→ **Exercise description**
Check every line below for the word "JSON" and show those that hold it.

Records excerpted from a collection:
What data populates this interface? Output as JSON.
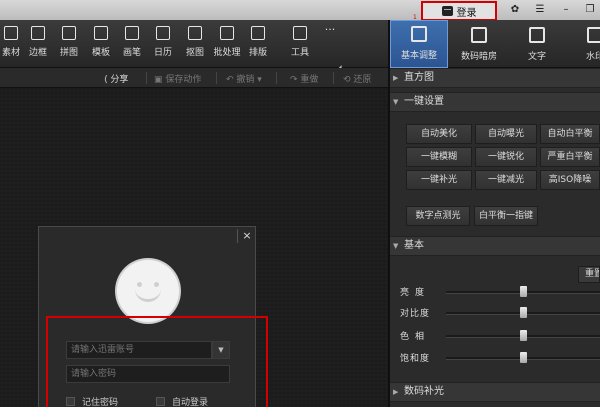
{
  "titlebar": {
    "login_label": "登录",
    "marker": "1"
  },
  "toolbar": {
    "tools": [
      "素材",
      "边框",
      "拼图",
      "模板",
      "画笔",
      "日历",
      "抠图",
      "批处理",
      "排版",
      "工具"
    ],
    "more": "···"
  },
  "right_tabs": [
    "基本调整",
    "数码暗房",
    "文字",
    "水印"
  ],
  "actionbar": {
    "share": "分享",
    "save_action": "保存动作",
    "undo": "撤销",
    "redo": "重做",
    "restore": "还原"
  },
  "panel": {
    "sections": {
      "histogram": "直方图",
      "one_click": "一键设置",
      "basic": "基本",
      "digital_fill": "数码补光"
    },
    "one_click_buttons": [
      "自动美化",
      "自动曝光",
      "自动白平衡",
      "一键模糊",
      "一键锐化",
      "严重白平衡",
      "一键补光",
      "一键减光",
      "高ISO降噪"
    ],
    "extra_buttons": [
      "数字点测光",
      "白平衡一指键"
    ],
    "reset": "重置",
    "sliders": [
      {
        "label": "亮度",
        "value": 0.5
      },
      {
        "label": "对比度",
        "value": 0.5
      },
      {
        "label": "色相",
        "value": 0.5
      },
      {
        "label": "饱和度",
        "value": 0.5
      }
    ]
  },
  "dialog": {
    "close": "×",
    "account_placeholder": "请输入迅雷账号",
    "password_placeholder": "请输入密码",
    "remember_password": "记住密码",
    "auto_login": "自动登录"
  }
}
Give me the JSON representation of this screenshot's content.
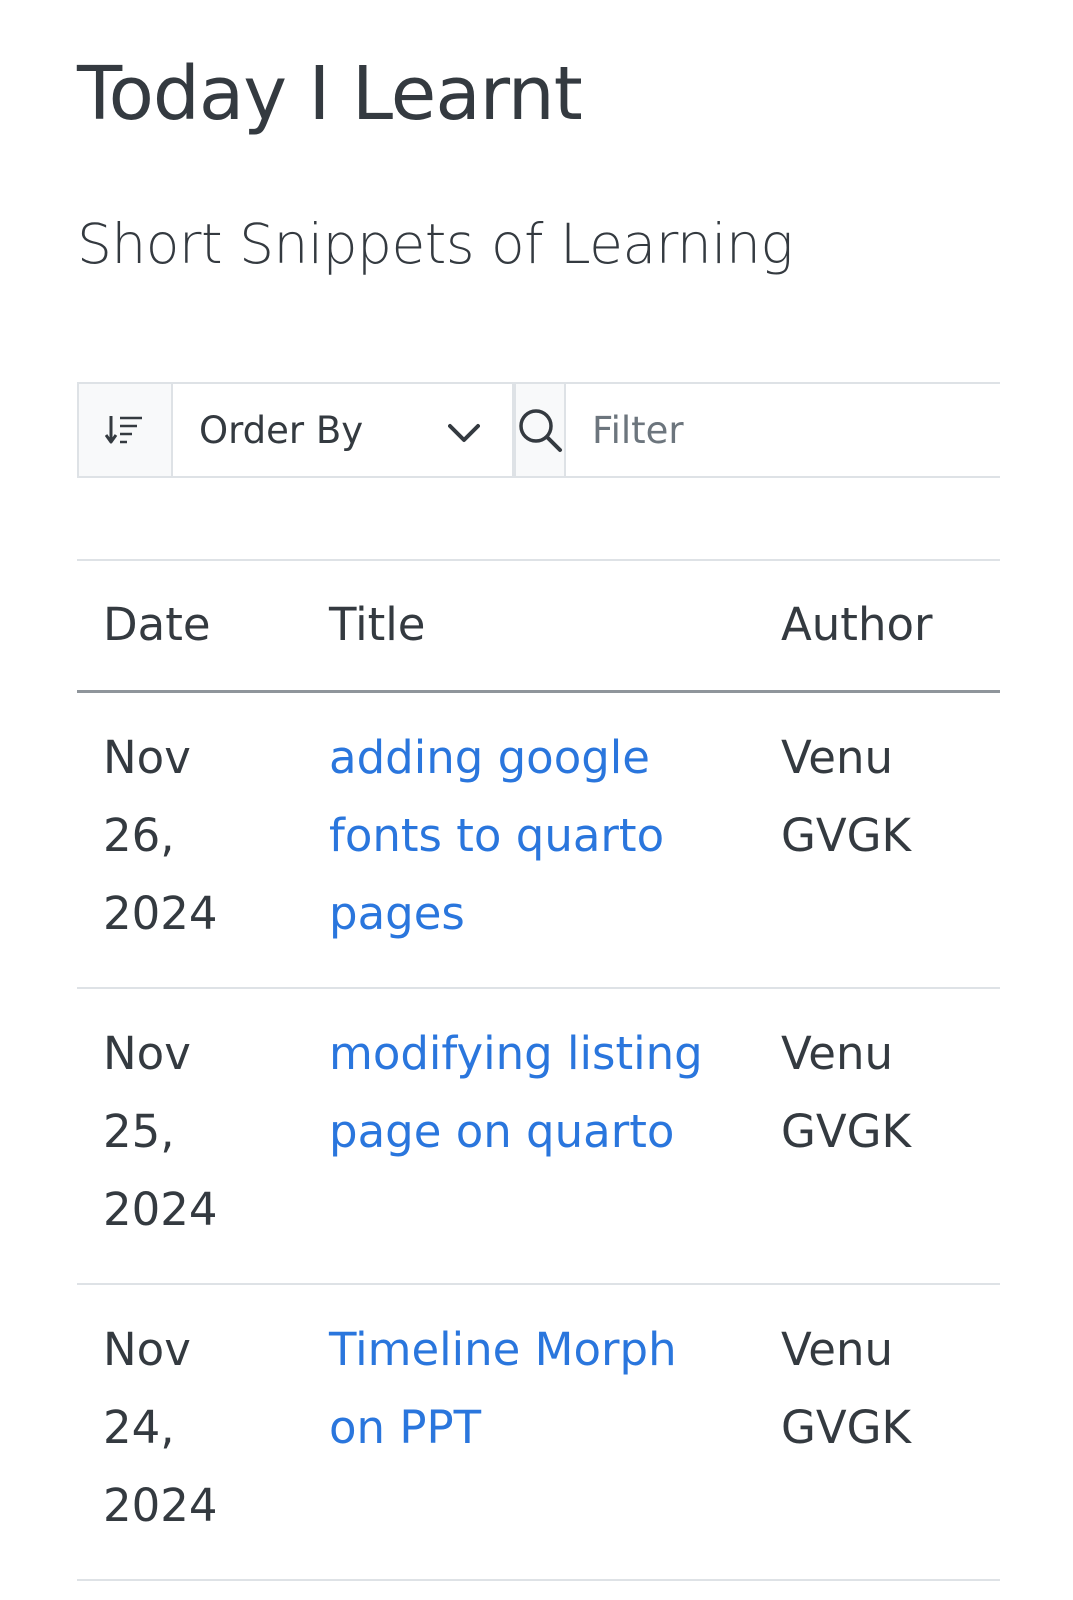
{
  "header": {
    "title": "Today I Learnt",
    "subtitle": "Short Snippets of Learning"
  },
  "controls": {
    "sort_icon": "sort-descending-icon",
    "order_by_label": "Order By",
    "dropdown_icon": "chevron-down-icon",
    "search_icon": "search-icon",
    "filter_placeholder": "Filter"
  },
  "table": {
    "columns": [
      "Date",
      "Title",
      "Author"
    ],
    "rows": [
      {
        "date": "Nov 26, 2024",
        "title": "adding google fonts to quarto pages",
        "author": "Venu GVGK"
      },
      {
        "date": "Nov 25, 2024",
        "title": "modifying listing page on quarto",
        "author": "Venu GVGK"
      },
      {
        "date": "Nov 24, 2024",
        "title": "Timeline Morph on PPT",
        "author": "Venu GVGK"
      }
    ]
  },
  "colors": {
    "link": "#2a76dd",
    "text": "#343a40",
    "border": "#dee2e6",
    "addon_bg": "#f8f9fa"
  }
}
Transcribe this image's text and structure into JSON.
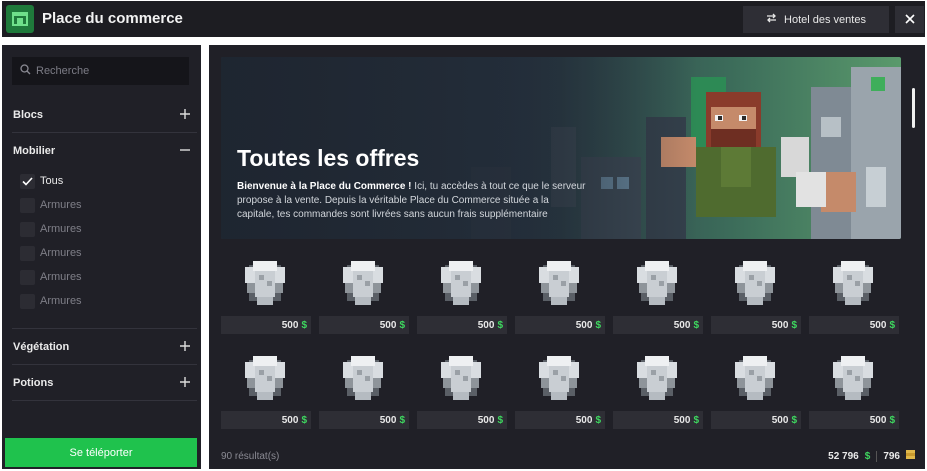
{
  "header": {
    "title": "Place du commerce",
    "hotel_button": "Hotel des ventes"
  },
  "sidebar": {
    "search_placeholder": "Recherche",
    "categories": {
      "blocs": "Blocs",
      "mobilier": "Mobilier",
      "vegetation": "Végétation",
      "potions": "Potions"
    },
    "mobilier_items": [
      {
        "label": "Tous",
        "checked": true
      },
      {
        "label": "Armures",
        "checked": false
      },
      {
        "label": "Armures",
        "checked": false
      },
      {
        "label": "Armures",
        "checked": false
      },
      {
        "label": "Armures",
        "checked": false
      },
      {
        "label": "Armures",
        "checked": false
      }
    ],
    "teleport_button": "Se téléporter"
  },
  "banner": {
    "title": "Toutes les offres",
    "desc_bold": "Bienvenue à la Place du Commerce !",
    "desc_rest": " Ici, tu accèdes à tout ce que le serveur propose à la vente. Depuis la véritable Place du Commerce située a la capitale, tes commandes sont livrées sans aucun frais supplémentaire"
  },
  "items": [
    {
      "price": "500",
      "currency": "$"
    },
    {
      "price": "500",
      "currency": "$"
    },
    {
      "price": "500",
      "currency": "$"
    },
    {
      "price": "500",
      "currency": "$"
    },
    {
      "price": "500",
      "currency": "$"
    },
    {
      "price": "500",
      "currency": "$"
    },
    {
      "price": "500",
      "currency": "$"
    },
    {
      "price": "500",
      "currency": "$"
    },
    {
      "price": "500",
      "currency": "$"
    },
    {
      "price": "500",
      "currency": "$"
    },
    {
      "price": "500",
      "currency": "$"
    },
    {
      "price": "500",
      "currency": "$"
    },
    {
      "price": "500",
      "currency": "$"
    },
    {
      "price": "500",
      "currency": "$"
    }
  ],
  "footer": {
    "results": "90 résultat(s)",
    "money": "52 796",
    "money_symbol": "$",
    "tokens": "796"
  },
  "colors": {
    "accent_green": "#1fc24d",
    "dollar_green": "#3ed65f",
    "panel": "#202027",
    "header": "#1d1d22"
  }
}
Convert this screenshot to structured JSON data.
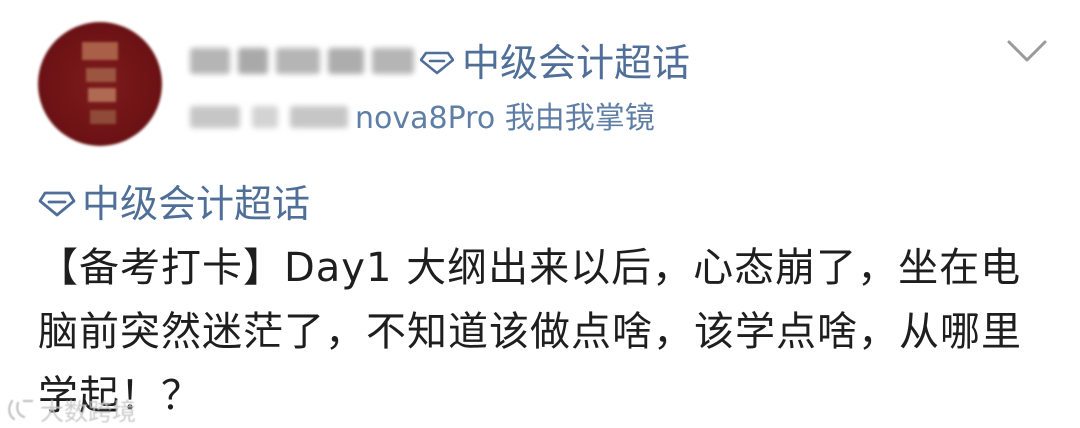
{
  "header": {
    "supertopic_name": "中级会计超话",
    "device_text": "nova8Pro 我由我掌镜"
  },
  "post": {
    "topic_tag": "中级会计超话",
    "body": "【备考打卡】Day1 大纲出来以后，心态崩了，坐在电脑前突然迷茫了，不知道该做点啥，该学点啥，从哪里学起！？"
  },
  "watermark": {
    "text": "大数跨境"
  },
  "icons": {
    "supertopic": "diamond-icon",
    "menu": "chevron-down-icon",
    "watermark": "watermark-logo-icon"
  },
  "colors": {
    "link_blue": "#4f6f99",
    "avatar_red": "#6e1315",
    "text": "#1e1e1e"
  }
}
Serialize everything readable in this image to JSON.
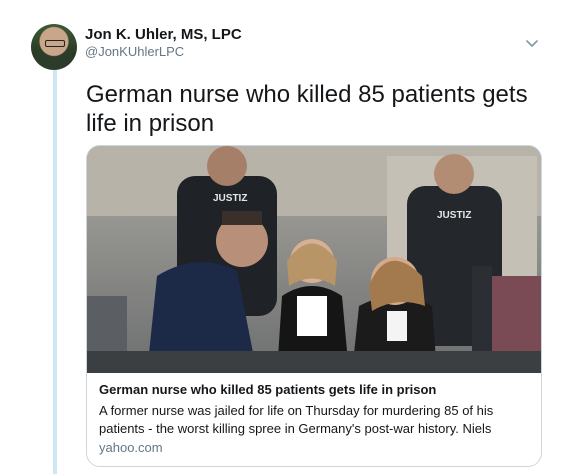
{
  "tweet": {
    "author_name": "Jon K. Uhler, MS, LPC",
    "author_handle": "@JonKUhlerLPC",
    "text": "German nurse who killed 85 patients gets life in prison",
    "avatar_icon": "profile-photo",
    "menu_icon": "chevron-down-icon"
  },
  "card": {
    "image_text_left_vest": "JUSTIZ",
    "image_text_right_vest": "JUSTIZ",
    "title": "German nurse who killed 85 patients gets life in prison",
    "description": "A former nurse was jailed for life on Thursday for murdering 85 of his patients - the worst killing spree in Germany's post-war history. Niels",
    "domain": "yahoo.com"
  },
  "colors": {
    "thread_line": "#cfe6f7",
    "secondary_text": "#657786",
    "card_border": "#ccd6dd"
  }
}
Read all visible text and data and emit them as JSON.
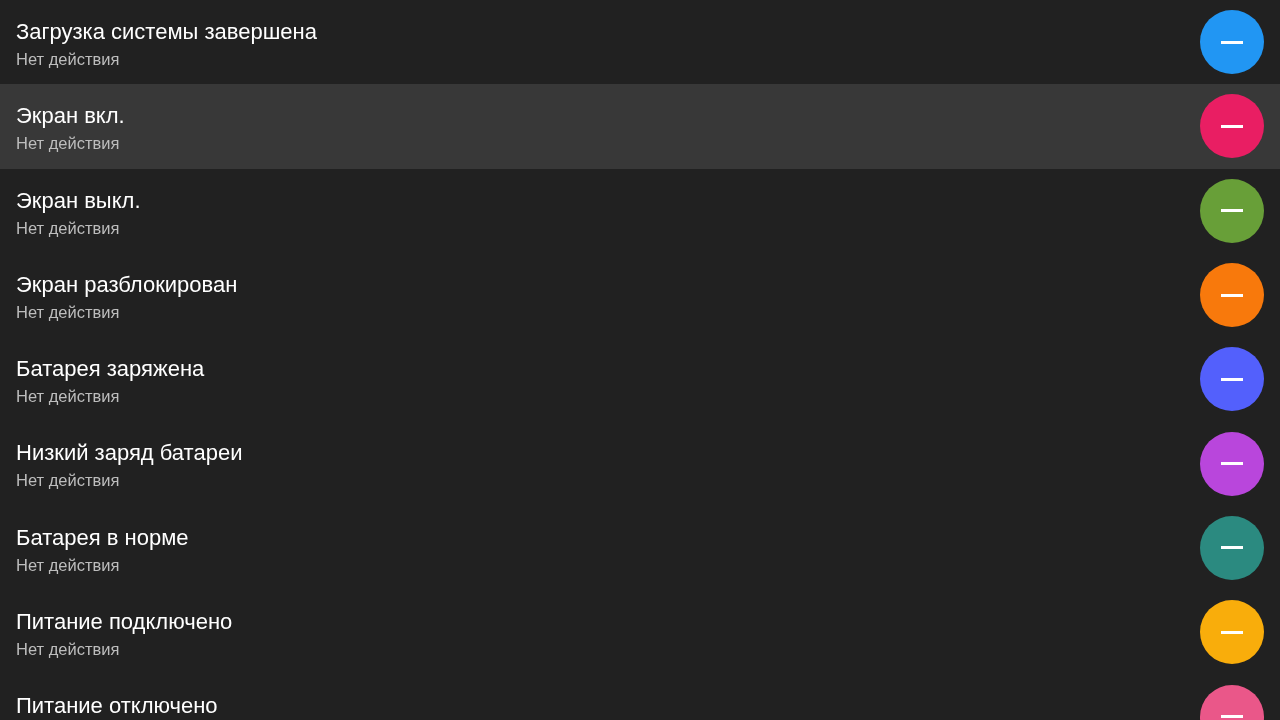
{
  "items": [
    {
      "title": "Загрузка системы завершена",
      "subtitle": "Нет действия",
      "color": "#2196f3",
      "selected": false
    },
    {
      "title": "Экран вкл.",
      "subtitle": "Нет действия",
      "color": "#e91e63",
      "selected": true
    },
    {
      "title": "Экран выкл.",
      "subtitle": "Нет действия",
      "color": "#689f38",
      "selected": false
    },
    {
      "title": "Экран разблокирован",
      "subtitle": "Нет действия",
      "color": "#f8790c",
      "selected": false
    },
    {
      "title": "Батарея заряжена",
      "subtitle": "Нет действия",
      "color": "#5360fc",
      "selected": false
    },
    {
      "title": "Низкий заряд батареи",
      "subtitle": "Нет действия",
      "color": "#b946dc",
      "selected": false
    },
    {
      "title": "Батарея в норме",
      "subtitle": "Нет действия",
      "color": "#2b8a80",
      "selected": false
    },
    {
      "title": "Питание подключено",
      "subtitle": "Нет действия",
      "color": "#f9ad0b",
      "selected": false
    },
    {
      "title": "Питание отключено",
      "color": "#ea5789",
      "selected": false
    }
  ]
}
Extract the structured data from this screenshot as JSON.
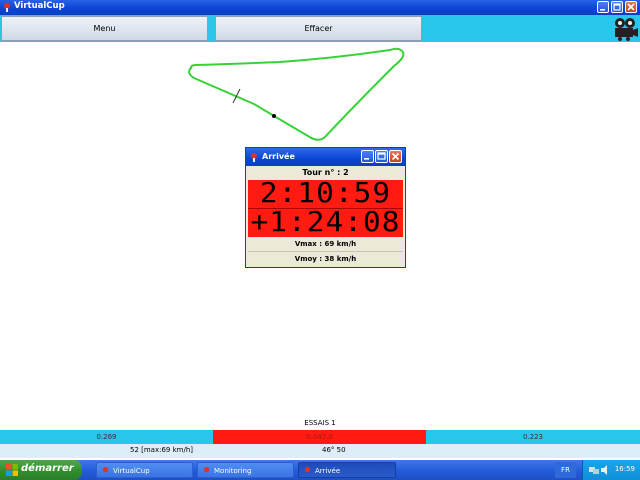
{
  "app": {
    "title": "VirtualCup"
  },
  "toolbar": {
    "menu_label": "Menu",
    "clear_label": "Effacer",
    "film_icon": "film-projector-icon"
  },
  "finish_window": {
    "title": "Arrivée",
    "lap_label": "Tour n° : 2",
    "lap_time": "2:10:59",
    "delta_time": "+1:24:08",
    "vmax": "Vmax : 69 km/h",
    "vmoy": "Vmoy : 38 km/h"
  },
  "session": {
    "label": "ESSAIS 1"
  },
  "status_bar": {
    "left": "0.269",
    "center": "0.047.0",
    "right": "0.223",
    "center_color": "#ff1a12",
    "bar_color": "#27c6ea"
  },
  "info_bar": {
    "speed": "52  [max:69 km/h]",
    "angle": "46° 50"
  },
  "taskbar": {
    "start_label": "démarrer",
    "tasks": [
      {
        "label": "VirtualCup"
      },
      {
        "label": "Monitoring"
      },
      {
        "label": "Arrivée"
      }
    ],
    "language": "FR",
    "clock": "16:59"
  }
}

→ **Answer section**
What data populates this interface? Output as JSON.
Give me the JSON representation of this screenshot's content.
Transcribe this image's text and structure into JSON.
Convert this screenshot to structured JSON data.
Serialize everything readable in this image to JSON.
Read all visible text and data and emit them as JSON.
Extract the structured data from this screenshot as JSON.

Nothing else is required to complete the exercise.